# Requirement
Read through the entries below and copy each line where "structure" turns up.

- Opening Delimiter -

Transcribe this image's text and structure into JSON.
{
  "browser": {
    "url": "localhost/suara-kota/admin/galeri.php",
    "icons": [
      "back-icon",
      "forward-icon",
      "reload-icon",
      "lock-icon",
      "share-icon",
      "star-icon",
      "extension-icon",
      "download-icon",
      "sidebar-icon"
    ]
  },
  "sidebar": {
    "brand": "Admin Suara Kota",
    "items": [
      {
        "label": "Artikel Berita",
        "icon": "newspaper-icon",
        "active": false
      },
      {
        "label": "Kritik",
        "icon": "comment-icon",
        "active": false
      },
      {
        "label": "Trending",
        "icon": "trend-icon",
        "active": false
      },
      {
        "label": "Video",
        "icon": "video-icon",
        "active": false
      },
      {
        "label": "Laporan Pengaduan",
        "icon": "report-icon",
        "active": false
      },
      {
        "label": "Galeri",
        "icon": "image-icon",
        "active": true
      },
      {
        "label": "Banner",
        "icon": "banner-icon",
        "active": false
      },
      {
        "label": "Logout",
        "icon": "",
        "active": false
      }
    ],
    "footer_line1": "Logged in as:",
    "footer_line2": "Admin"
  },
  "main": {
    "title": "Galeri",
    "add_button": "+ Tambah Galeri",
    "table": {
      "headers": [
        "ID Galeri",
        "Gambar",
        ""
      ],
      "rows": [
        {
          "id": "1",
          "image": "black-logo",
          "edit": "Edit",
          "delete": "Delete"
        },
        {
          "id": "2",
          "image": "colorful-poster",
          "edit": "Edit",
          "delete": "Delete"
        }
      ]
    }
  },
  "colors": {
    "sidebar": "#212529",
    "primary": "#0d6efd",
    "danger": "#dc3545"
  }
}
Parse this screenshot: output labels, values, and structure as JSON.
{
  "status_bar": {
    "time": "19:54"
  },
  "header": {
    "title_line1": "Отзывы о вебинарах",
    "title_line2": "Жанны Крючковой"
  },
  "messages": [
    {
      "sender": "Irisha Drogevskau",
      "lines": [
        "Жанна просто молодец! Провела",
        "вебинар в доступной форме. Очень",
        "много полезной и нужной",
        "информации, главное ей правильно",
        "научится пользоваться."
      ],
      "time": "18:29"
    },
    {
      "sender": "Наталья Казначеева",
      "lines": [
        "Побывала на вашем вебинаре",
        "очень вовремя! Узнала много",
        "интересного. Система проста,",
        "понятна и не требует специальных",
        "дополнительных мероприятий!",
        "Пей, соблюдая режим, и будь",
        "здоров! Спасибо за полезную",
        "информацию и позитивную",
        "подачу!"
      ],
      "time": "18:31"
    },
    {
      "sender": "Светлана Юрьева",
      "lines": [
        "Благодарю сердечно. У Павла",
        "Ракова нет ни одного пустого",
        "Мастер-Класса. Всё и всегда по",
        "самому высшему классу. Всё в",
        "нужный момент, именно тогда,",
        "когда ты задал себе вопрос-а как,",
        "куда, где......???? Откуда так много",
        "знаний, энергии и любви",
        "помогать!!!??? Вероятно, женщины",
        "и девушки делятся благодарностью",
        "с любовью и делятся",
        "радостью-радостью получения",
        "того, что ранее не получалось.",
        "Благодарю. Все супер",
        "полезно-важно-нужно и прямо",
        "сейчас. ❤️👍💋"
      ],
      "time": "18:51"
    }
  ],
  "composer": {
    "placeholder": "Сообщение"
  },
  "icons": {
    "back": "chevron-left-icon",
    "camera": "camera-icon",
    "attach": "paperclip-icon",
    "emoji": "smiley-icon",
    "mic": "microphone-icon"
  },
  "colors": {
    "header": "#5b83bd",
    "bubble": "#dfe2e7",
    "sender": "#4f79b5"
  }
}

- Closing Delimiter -

# Result for this exercise
Transcribe this image's text and structure into JSON.
Parse this screenshot: output labels, values, and structure as JSON.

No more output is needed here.